CLARKSVILLE, Tenn. (WTVF) — A plan for a $50-million mixed-use development has been unveiled after commissioners approved funding for a multi-platform event center in Clarksville.
The Clarksville Montgomery County Economic Development Council said a Nashville real estate development company will be partnering with the Hand family to bring the plans to life.
"My family and I are honored to be a part of this project in our hometown. This will play a supporting role to the MPEC and will not only improve the landscape of downtown by providing a fresh lodging option, retail and dining opportunities, but most importantly it will create much needed new retail jobs, new opportunities for small business and regional economic growth in the downtown market," said Charles Hand.
Clarksville Mayor Joe Pitts, and Montgomery County Mayor Jim Durrett both support the project, which potentially could bring an annual local sales tax revenue of $500,000.
"The potential Riverview project is a testament to the promising future of downtown Clarksville," said Durrett, "With the right planning and continued investment from business owners, the private sector will be even more inspired to improve and develop in the heart of our community."
Plans include transforming the Riverview Inn into a 145-room upscale hotel, building a market place of retail and restaurants centered around an outdoor green-space, and a proposed 700-space parking garage.

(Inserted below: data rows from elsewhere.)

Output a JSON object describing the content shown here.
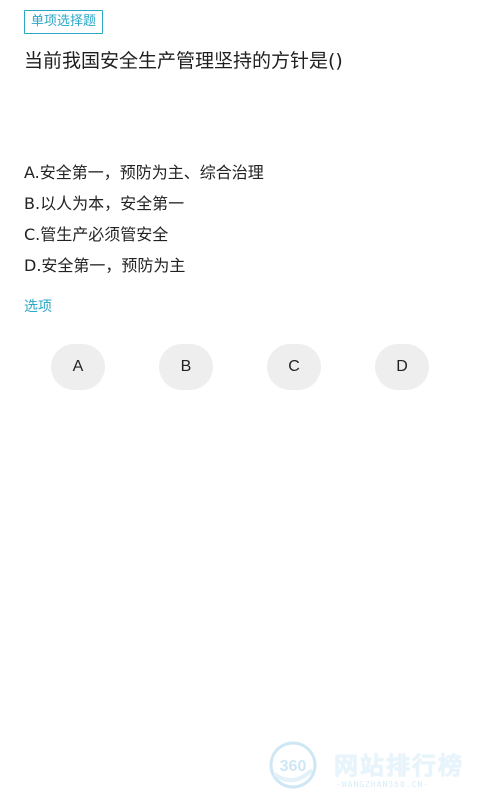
{
  "question": {
    "type_tag": "单项选择题",
    "text": "当前我国安全生产管理坚持的方针是()",
    "options": [
      "A.安全第一，预防为主、综合治理",
      "B.以人为本，安全第一",
      "C.管生产必须管安全",
      "D.安全第一，预防为主"
    ]
  },
  "answer_section": {
    "label": "选项",
    "buttons": [
      "A",
      "B",
      "C",
      "D"
    ]
  },
  "watermark": {
    "logo_text": "360",
    "title": "网站排行榜",
    "subtitle": "-WANGZHAN360.CN-"
  },
  "colors": {
    "accent": "#2aa7c9",
    "button_bg": "#eeeeee",
    "text": "#222222"
  }
}
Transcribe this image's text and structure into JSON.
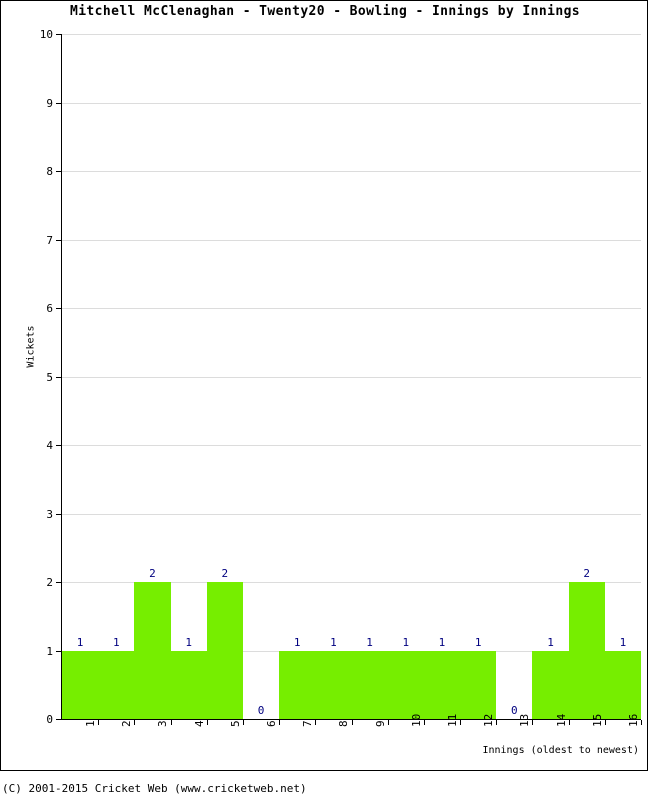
{
  "chart_data": {
    "type": "bar",
    "title": "Mitchell McClenaghan - Twenty20 - Bowling - Innings by Innings",
    "xlabel": "Innings (oldest to newest)",
    "ylabel": "Wickets",
    "categories": [
      "1",
      "2",
      "3",
      "4",
      "5",
      "6",
      "7",
      "8",
      "9",
      "10",
      "11",
      "12",
      "13",
      "14",
      "15",
      "16"
    ],
    "values": [
      1,
      1,
      2,
      1,
      2,
      0,
      1,
      1,
      1,
      1,
      1,
      1,
      0,
      1,
      2,
      1
    ],
    "data_labels": [
      "1",
      "1",
      "2",
      "1",
      "2",
      "0",
      "1",
      "1",
      "1",
      "1",
      "1",
      "1",
      "0",
      "1",
      "2",
      "1"
    ],
    "ylim": [
      0,
      10
    ],
    "yticks": [
      0,
      1,
      2,
      3,
      4,
      5,
      6,
      7,
      8,
      9,
      10
    ],
    "ytick_labels": [
      "0",
      "1",
      "2",
      "3",
      "4",
      "5",
      "6",
      "7",
      "8",
      "9",
      "10"
    ],
    "bar_color": "#76ee00",
    "label_color": "#000080",
    "grid": true,
    "grid_color": "#dcdcdc",
    "legend": null
  },
  "footer": {
    "copyright": "(C) 2001-2015 Cricket Web (www.cricketweb.net)"
  }
}
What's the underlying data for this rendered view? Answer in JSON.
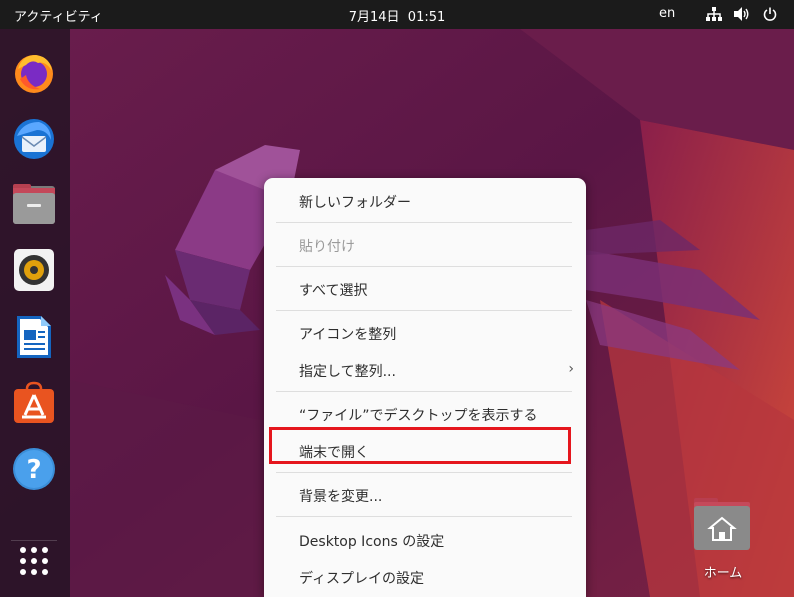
{
  "topbar": {
    "activities": "アクティビティ",
    "clock": "7月14日  01:51",
    "lang": "en"
  },
  "dock": {
    "items": [
      "firefox-icon",
      "thunderbird-icon",
      "files-icon",
      "rhythmbox-icon",
      "libreoffice-writer-icon",
      "software-center-icon",
      "help-icon"
    ]
  },
  "menu": {
    "new_folder": "新しいフォルダー",
    "paste": "貼り付け",
    "select_all": "すべて選択",
    "arrange_icons": "アイコンを整列",
    "arrange_by": "指定して整列...",
    "show_in_files": "“ファイル”でデスクトップを表示する",
    "open_terminal": "端末で開く",
    "change_background": "背景を変更...",
    "desktop_icons_settings": "Desktop Icons の設定",
    "display_settings": "ディスプレイの設定",
    "submenu_glyph": "›"
  },
  "desktop": {
    "home_label": "ホーム"
  },
  "colors": {
    "highlight": "#e5161d",
    "topbar": "#1b1b1b",
    "menu_bg": "#fafafa"
  }
}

Melissa Marquais is part of a group who created a petition as they believe the funding surrounding the multi-platform event center should be put on the ballot.
"Basically they can tax anything they want to at any rate they want to as long as that debt is paid back monthly. It doesn't matter where the money comes from, and the poor constituents have no say. It's their money, and it's basically getting taken from them whether they like it or not," Marquais said, "I think a lot of people are on board with the idea of an event center, but the way that it's being proposed for the citizens to be on the hook to pay for it with tax money, is probably everybody's biggest concern."
Durrett said the benefit outweighs the cost.
"For me, it's all about opportunity," Durrett said, "Because it's going to generate sales tax dollars. One half of that goes to our schools."
Marquais is skeptical.
"I'll believe it when I see it. Most the arenas that aren't privately funded are running in the red," Marquais said.
As officials move ahead with the plans, a group is racing to gain signatures so that the decision will be up to voters. Petition information is here.
(Article Courtesy: Alexandra Koehn via: NewsChannel 5 Nashville)